People who have suffered a traumatic upbringing can later on discover that their identities are not fixed. Having been denied the powerfully centering experience of prolonged parental nurturing, they can later compensate for the loss by bobbing and weaving though their adult lives with a remarkable facility, concocting new personas along the way to help them achieve their aims.
They are often immensely dangerous people. They ensure you can’t see all the damage because they have already spent a lifetime concealing it from others and often from themselves. They’re so far ahead of you in that regard you might never catch up.
That is not to imply that everyone who has experienced a rough childhood and adolescence will later automatically be consumed by some degree of sociopathy.
The fact is that many people who have had a hard beginning learn compassion and coping skills that can turn them into enviably well-adjusted human beings.
But Rosaleen James was not one of the latter types of people. An abandoned child of a lady's maid, she was born Phyllis Ursula James in 1918 and was raised as the foster daughter of an aristocratic British family.
Uncertainty about her origins followed her around for most of her life, however, which may partly explain why she became so unyielding in her own views.
Read more: Irish woman who fought the Nazis
By altering her identity multiple times, including her name, she discovered she could respond to any given situation and effectively manipulate the people around her.
She was no rank amateur at this.
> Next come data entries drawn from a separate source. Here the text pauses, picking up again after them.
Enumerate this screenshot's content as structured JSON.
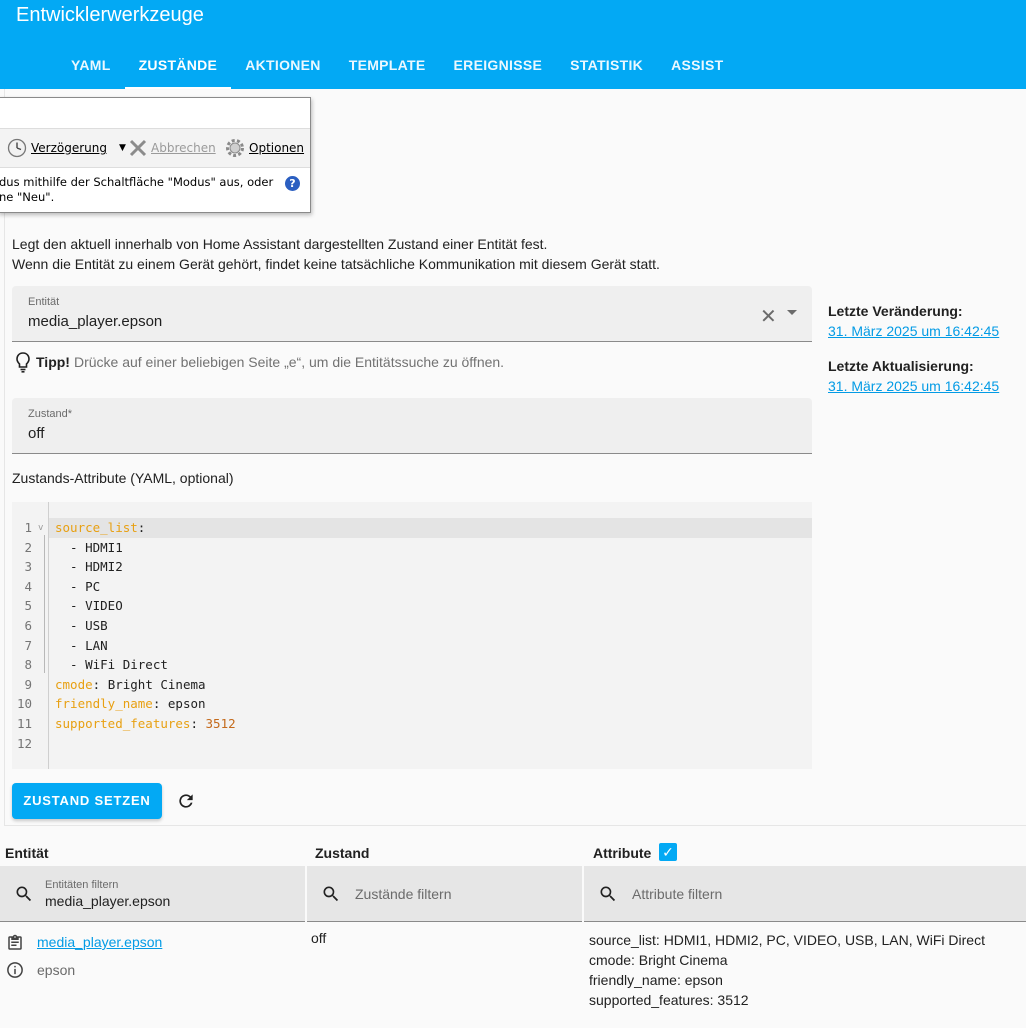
{
  "app": {
    "title": "Entwicklerwerkzeuge",
    "tabs": [
      "YAML",
      "ZUSTÄNDE",
      "AKTIONEN",
      "TEMPLATE",
      "EREIGNISSE",
      "STATISTIK",
      "ASSIST"
    ],
    "active_tab": "ZUSTÄNDE"
  },
  "snipping_tool": {
    "delay_label": "Verzögerung",
    "cancel_label": "Abbrechen",
    "options_label": "Optionen",
    "hint_line1": "dus mithilfe der Schaltfläche \"Modus\" aus, oder",
    "hint_line2": "ne \"Neu\"."
  },
  "description": {
    "line1": "Legt den aktuell innerhalb von Home Assistant dargestellten Zustand einer Entität fest.",
    "line2": "Wenn die Entität zu einem Gerät gehört, findet keine tatsächliche Kommunikation mit diesem Gerät statt."
  },
  "entity_field": {
    "label": "Entität",
    "value": "media_player.epson"
  },
  "tip": {
    "bold": "Tipp!",
    "text": "Drücke auf einer beliebigen Seite „e“, um die Entitätssuche zu öffnen."
  },
  "state_field": {
    "label": "Zustand*",
    "value": "off"
  },
  "attributes_label": "Zustands-Attribute (YAML, optional)",
  "side_info": {
    "last_changed_label": "Letzte Veränderung:",
    "last_changed_value": "31. März 2025 um 16:42:45",
    "last_updated_label": "Letzte Aktualisierung:",
    "last_updated_value": "31. März 2025 um 16:42:45"
  },
  "yaml_lines": [
    {
      "key": "source_list",
      "sep": ":",
      "val": ""
    },
    {
      "key": "",
      "sep": "",
      "val": "  - HDMI1"
    },
    {
      "key": "",
      "sep": "",
      "val": "  - HDMI2"
    },
    {
      "key": "",
      "sep": "",
      "val": "  - PC"
    },
    {
      "key": "",
      "sep": "",
      "val": "  - VIDEO"
    },
    {
      "key": "",
      "sep": "",
      "val": "  - USB"
    },
    {
      "key": "",
      "sep": "",
      "val": "  - LAN"
    },
    {
      "key": "",
      "sep": "",
      "val": "  - WiFi Direct"
    },
    {
      "key": "cmode",
      "sep": ": ",
      "val": "Bright Cinema"
    },
    {
      "key": "friendly_name",
      "sep": ": ",
      "val": "epson"
    },
    {
      "key": "supported_features",
      "sep": ": ",
      "num": "3512"
    },
    {
      "key": "",
      "sep": "",
      "val": ""
    }
  ],
  "set_button_label": "ZUSTAND SETZEN",
  "table": {
    "col_entity": "Entität",
    "col_state": "Zustand",
    "col_attributes": "Attribute",
    "entity_filter_label": "Entitäten filtern",
    "entity_filter_value": "media_player.epson",
    "state_filter_placeholder": "Zustände filtern",
    "attr_filter_placeholder": "Attribute filtern",
    "row": {
      "entity_id": "media_player.epson",
      "friendly_name": "epson",
      "state": "off",
      "attributes": [
        "source_list: HDMI1, HDMI2, PC, VIDEO, USB, LAN, WiFi Direct",
        "cmode: Bright Cinema",
        "friendly_name: epson",
        "supported_features: 3512"
      ]
    }
  },
  "colors": {
    "accent": "#03a9f4",
    "link": "#039be5",
    "yaml_key": "#e8a012"
  }
}
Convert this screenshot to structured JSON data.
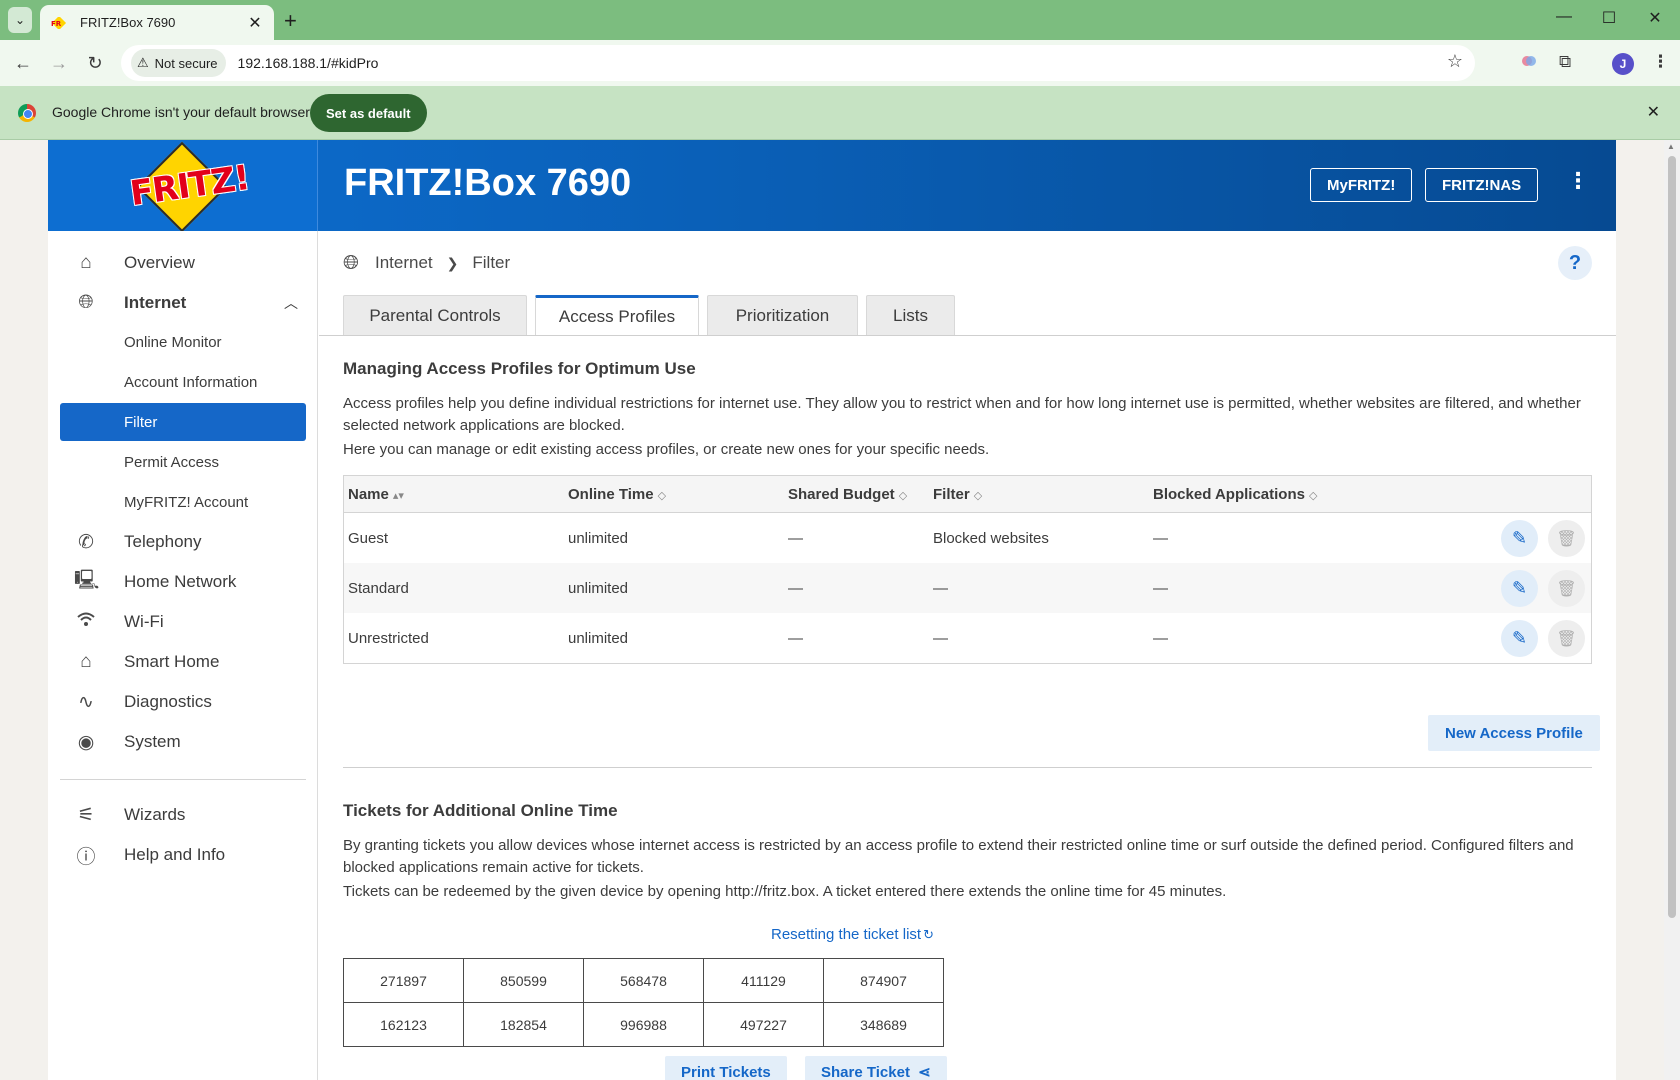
{
  "browser": {
    "tab_title": "FRITZ!Box 7690",
    "new_tab_icon": "+",
    "not_secure_label": "Not secure",
    "url": "192.168.188.1/#kidPro",
    "avatar_letter": "J",
    "infobar_text": "Google Chrome isn't your default browser",
    "set_default_label": "Set as default"
  },
  "header": {
    "logo_text": "FRITZ!",
    "title": "FRITZ!Box 7690",
    "myfritz_label": "MyFRITZ!",
    "fritznas_label": "FRITZ!NAS"
  },
  "sidebar": {
    "items": [
      {
        "label": "Overview",
        "icon": "home-icon"
      },
      {
        "label": "Internet",
        "icon": "globe-icon"
      },
      {
        "label": "Online Monitor"
      },
      {
        "label": "Account Information"
      },
      {
        "label": "Filter"
      },
      {
        "label": "Permit Access"
      },
      {
        "label": "MyFRITZ! Account"
      },
      {
        "label": "Telephony",
        "icon": "phone-icon"
      },
      {
        "label": "Home Network",
        "icon": "network-icon"
      },
      {
        "label": "Wi-Fi",
        "icon": "wifi-icon"
      },
      {
        "label": "Smart Home",
        "icon": "smart-home-icon"
      },
      {
        "label": "Diagnostics",
        "icon": "diagnostics-icon"
      },
      {
        "label": "System",
        "icon": "system-icon"
      },
      {
        "label": "Wizards",
        "icon": "wizard-icon"
      },
      {
        "label": "Help and Info",
        "icon": "help-icon"
      }
    ]
  },
  "breadcrumb": {
    "root": "Internet",
    "current": "Filter"
  },
  "tabs": [
    "Parental Controls",
    "Access Profiles",
    "Prioritization",
    "Lists"
  ],
  "active_tab": "Access Profiles",
  "profiles_section": {
    "title": "Managing Access Profiles for Optimum Use",
    "para1": "Access profiles help you define individual restrictions for internet use. They allow you to restrict when and for how long internet use is permitted, whether websites are filtered, and whether selected network applications are blocked.",
    "para2": "Here you can manage or edit existing access profiles, or create new ones for your specific needs.",
    "columns": [
      "Name",
      "Online Time",
      "Shared Budget",
      "Filter",
      "Blocked Applications"
    ],
    "rows": [
      [
        "Guest",
        "unlimited",
        "—",
        "Blocked websites",
        "—"
      ],
      [
        "Standard",
        "unlimited",
        "—",
        "—",
        "—"
      ],
      [
        "Unrestricted",
        "unlimited",
        "—",
        "—",
        "—"
      ]
    ],
    "new_profile_label": "New Access Profile"
  },
  "tickets_section": {
    "title": "Tickets for Additional Online Time",
    "para1": "By granting tickets you allow devices whose internet access is restricted by an access profile to extend their restricted online time or surf outside the defined period. Configured filters and blocked applications remain active for tickets.",
    "para2": "Tickets can be redeemed by the given device by opening http://fritz.box. A ticket entered there extends the online time for 45 minutes.",
    "reset_label": "Resetting the ticket list",
    "tickets": [
      [
        "271897",
        "850599",
        "568478",
        "411129",
        "874907"
      ],
      [
        "162123",
        "182854",
        "996988",
        "497227",
        "348689"
      ]
    ],
    "print_label": "Print Tickets",
    "share_label": "Share Ticket"
  },
  "colors": {
    "accent": "#1567c8",
    "header": "#0d6ed1",
    "tabbar": "#7cbd7f"
  }
}
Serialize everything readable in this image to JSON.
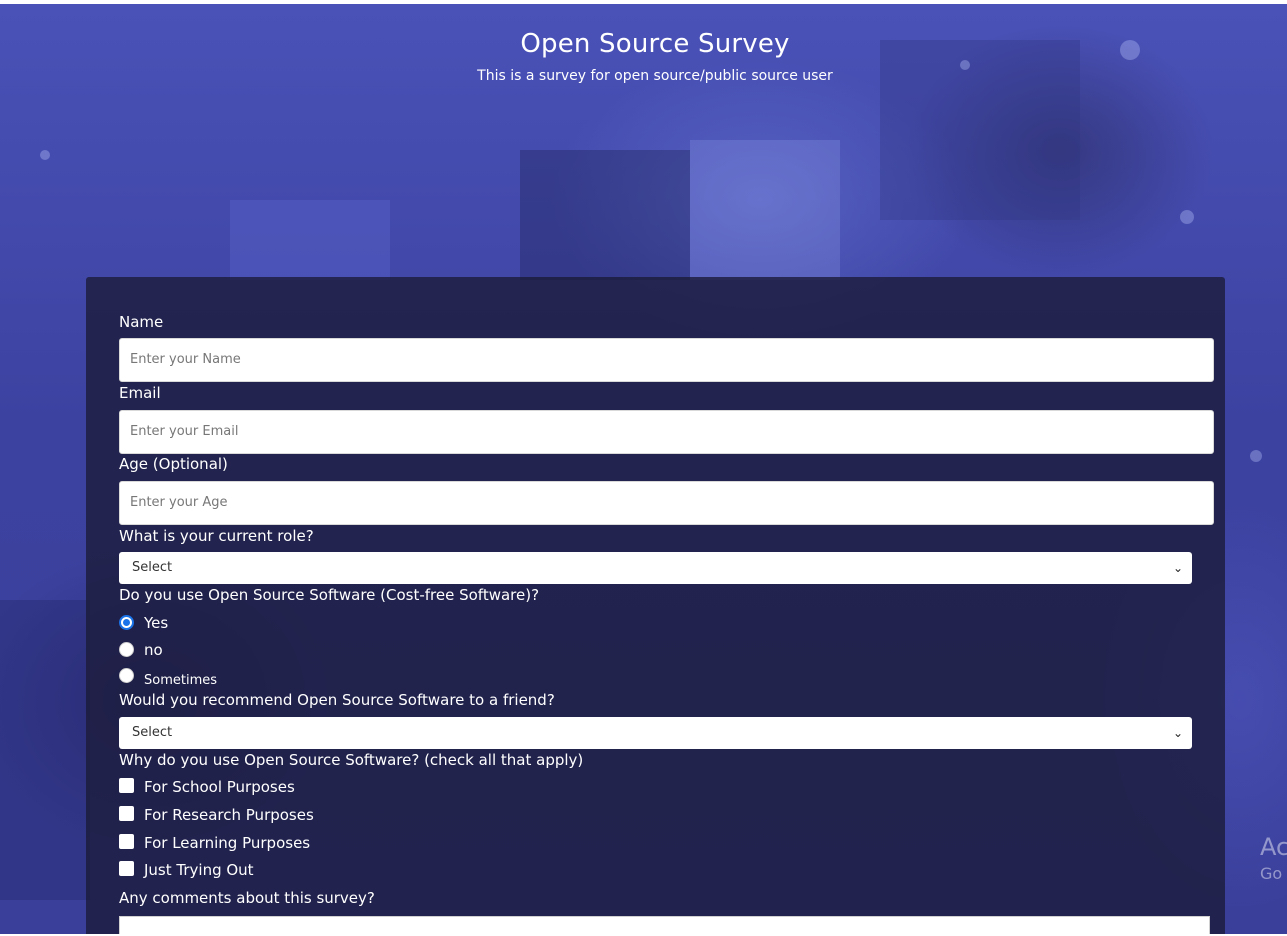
{
  "header": {
    "title": "Open Source Survey",
    "description": "This is a survey for open source/public source user"
  },
  "form": {
    "name": {
      "label": "Name",
      "placeholder": "Enter your Name"
    },
    "email": {
      "label": "Email",
      "placeholder": "Enter your Email"
    },
    "age": {
      "label": "Age (Optional)",
      "placeholder": "Enter your Age"
    },
    "role": {
      "label": "What is your current role?",
      "selected": "Select",
      "icon": "chevron-down-icon"
    },
    "use_oss": {
      "label": "Do you use Open Source Software (Cost-free Software)?",
      "options": [
        {
          "label": "Yes",
          "checked": true
        },
        {
          "label": "no",
          "checked": false
        },
        {
          "label": "Sometimes",
          "checked": false
        }
      ]
    },
    "recommend": {
      "label": "Would you recommend Open Source Software to a friend?",
      "selected": "Select",
      "icon": "chevron-down-icon"
    },
    "reasons": {
      "label": "Why do you use Open Source Software? (check all that apply)",
      "options": [
        {
          "label": "For School Purposes",
          "checked": false
        },
        {
          "label": "For Research Purposes",
          "checked": false
        },
        {
          "label": "For Learning Purposes",
          "checked": false
        },
        {
          "label": "Just Trying Out",
          "checked": false
        }
      ]
    },
    "comments": {
      "label": "Any comments about this survey?",
      "value": ""
    }
  },
  "watermark": {
    "line1": "Ac",
    "line2": "Go"
  },
  "colors": {
    "card_background": "#1b1b3a",
    "radio_accent": "#1a73e8",
    "text": "#ffffff"
  }
}
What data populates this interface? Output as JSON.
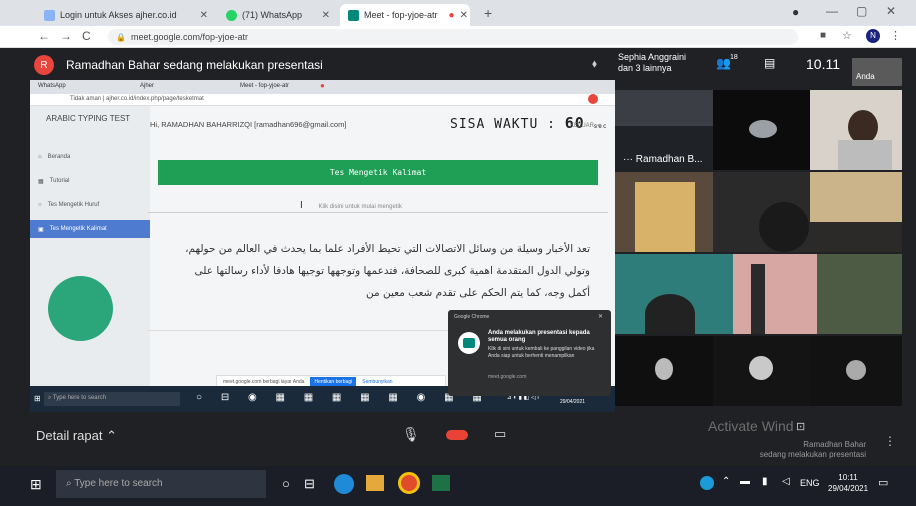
{
  "browser": {
    "tabs": [
      {
        "label": "Login untuk Akses ajher.co.id"
      },
      {
        "label": "(71) WhatsApp"
      },
      {
        "label": "Meet - fop-yjoe-atr"
      }
    ],
    "url": "meet.google.com/fop-yjoe-atr"
  },
  "meet": {
    "presenting_text": "Ramadhan Bahar sedang melakukan presentasi",
    "presenter_initial": "R",
    "participants_label": "Sephia Anggraini\ndan 3 lainnya",
    "participant_count": "18",
    "clock": "10.11",
    "self_label": "Anda",
    "tile_name": "Ramadhan B...",
    "meeting_details": "Detail rapat",
    "bottom_right_name": "Ramadhan Bahar",
    "bottom_right_status": "sedang melakukan presentasi",
    "activate_windows": "Activate Wind"
  },
  "shared": {
    "inner_tabs": [
      "WhatsApp",
      "Ajher",
      "Meet - fop-yjoe-atr"
    ],
    "inner_url": "Tidak aman | ajher.co.id/index.php/page/tesketmat",
    "app_title": "ARABIC TYPING TEST",
    "greeting": "Hi, RAMADHAN BAHARRIZQI [ramadhan696@gmail.com]",
    "timer_label": "SISA WAKTU :",
    "timer_value": "60",
    "timer_unit": "sec",
    "logout": "KELUAR",
    "sidebar_items": [
      "Beranda",
      "Tutorial",
      "Tes Mengetik Huruf",
      "Tes Mengetik Kalimat"
    ],
    "banner": "Tes Mengetik Kalimat",
    "input_hint": "Klik disini untuk mulai mengetik",
    "arabic_text": "تعد الأخبار وسيلة من وسائل الاتصالات التي تحيط الأفراد علما بما يحدث في العالم من حولهم، وتولي الدول المتقدمة اهمية كبرى للصحافة، فتدعمها وتوجهها توجيها هادفا لأداء رسالتها على أكمل وجه، كما يتم الحكم على تقدم شعب معين من",
    "share_bar_text": "meet.google.com berbagi layar Anda",
    "share_stop": "Hentikan berbagi",
    "share_hide": "Sembunyikan",
    "search_inner": "Type here to search",
    "inner_time": "10:11",
    "inner_date": "29/04/2021"
  },
  "notification": {
    "source": "Google Chrome",
    "title": "Anda melakukan presentasi kepada semua orang",
    "body": "Klik di sini untuk kembali ke panggilan video jika Anda siap untuk berhenti menampilkan",
    "link": "meet.google.com"
  },
  "windows": {
    "search_placeholder": "Type here to search",
    "language": "ENG",
    "time": "10:11",
    "date": "29/04/2021"
  },
  "colors": {
    "meet_bg": "#202124",
    "banner_green": "#1e9f55",
    "end_call_red": "#ea4335"
  }
}
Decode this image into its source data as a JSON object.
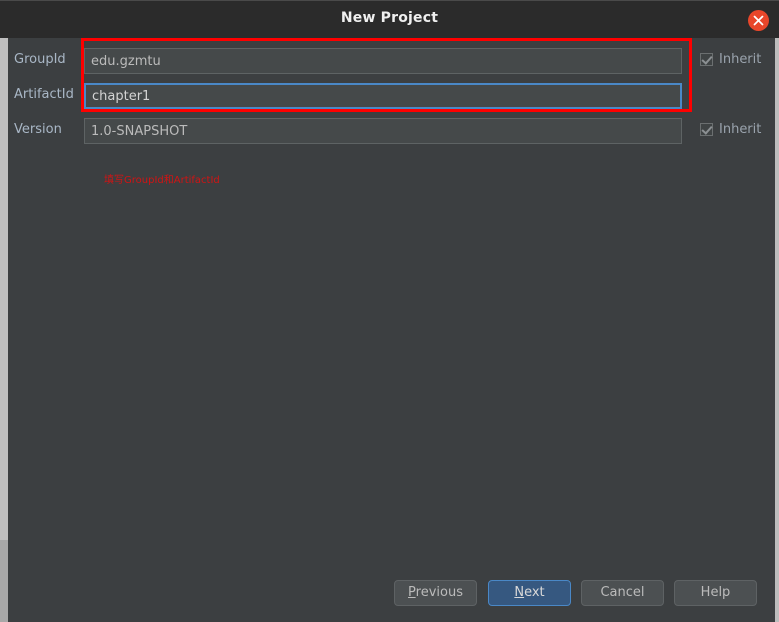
{
  "window": {
    "title": "New Project",
    "close_icon": "close-circle-icon"
  },
  "form": {
    "rows": [
      {
        "label": "GroupId",
        "value": "edu.gzmtu",
        "focused": false,
        "inherit_label": "Inherit",
        "inherit_checked": true
      },
      {
        "label": "ArtifactId",
        "value": "chapter1",
        "focused": true,
        "inherit_label": "",
        "inherit_checked": false
      },
      {
        "label": "Version",
        "value": "1.0-SNAPSHOT",
        "focused": false,
        "inherit_label": "Inherit",
        "inherit_checked": true
      }
    ]
  },
  "annotations": {
    "highlight_color": "#fe0000",
    "note_text": "填写GroupId和ArtifactId",
    "note_color": "#d01414"
  },
  "buttons": {
    "previous": {
      "label": "Previous",
      "mnemonic": "P"
    },
    "next": {
      "label": "Next",
      "mnemonic": "N",
      "primary": true
    },
    "cancel": {
      "label": "Cancel",
      "mnemonic": ""
    },
    "help": {
      "label": "Help",
      "mnemonic": ""
    }
  },
  "colors": {
    "titlebar_bg": "#2b2b2b",
    "body_bg": "#3c3f41",
    "field_bg": "#45494a",
    "accent_blue": "#4a88c7",
    "primary_btn_bg": "#365880",
    "close_btn_bg": "#e8462a"
  }
}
At various times she hoodwinked the German intelligence service, the Nazi propaganda broadcasting service, British intelligence and, you may not be surprised to hear, various Irish cultural groups through the latter half of the 20th century.
The scope and variety of her long career is breathtaking, both for its daring and its jaw-dropping mendacity. Having visited Ireland for one week in 1937, she later passed herself off as an Irish expert to guide German espionage missions during the war.
An early and ardent supporter of Adolf Hitler, she later participated in the farcical and failed effort to recruit Irish prisoners of war to join with the Nazi’s against the Allies and Great Britain.
All of this would be interesting enough in itself, in a low key way perhaps, but what makes James stand out is not just her treason (betraying England to side with Hitler’s Germany) but also her remarkable facility.
When the war ended in defeat for the Nazis, Nora O’Mara, the name she adopted in 1940, had supplanted her given name of Phyllis Ursula James.
Putting even more space between herself and her past, she amended this to Rosaleen, then Roisin O’Mara, eventually settling on Roisin Ni Mheara.
It later occurred to her that having such an Irish name she ought to have the facility in the Irish language. So she threw herself into its study until she had learned it to an exceptional degree. Her instinct for smokescreens was so strong that it helped her to almost become what she had only posed as.
For her next remarkable transformation, the native born English woman desired to pass herself off as Irish. Although she possessed no advanced education, her steely determination worked real magic.
One thing remained consistent though her long life though – her steely devotion to Hitler and his cause. Writing in Irish in the 1970s, she put forward theories that denied the reality of the Holocaust, a development that should have seen her ostracized but in fact did not.
There are interesting reasons for this. Some, it can safely be presumed, were sympathetic to her arguments, while others gave a pass to books published in the native language and were slower to offer the kind of fulsome condemnation they really should have from the outset.
Instead of being met by prolonged outrage, she was more often met with genteel disparagement and eventually silence. Mark M. Hull and Vera Moynes are to be thanked for bringing James’s odd life and example to light again.
Victimizing others for decades in her writing, James was, in the end, victimized by her own ugly views. Her life stands as a sobering warning to us to look very closely at what we are being presented with, especially if it appeals to our own bias.
University of Oklahoma Press, $26.95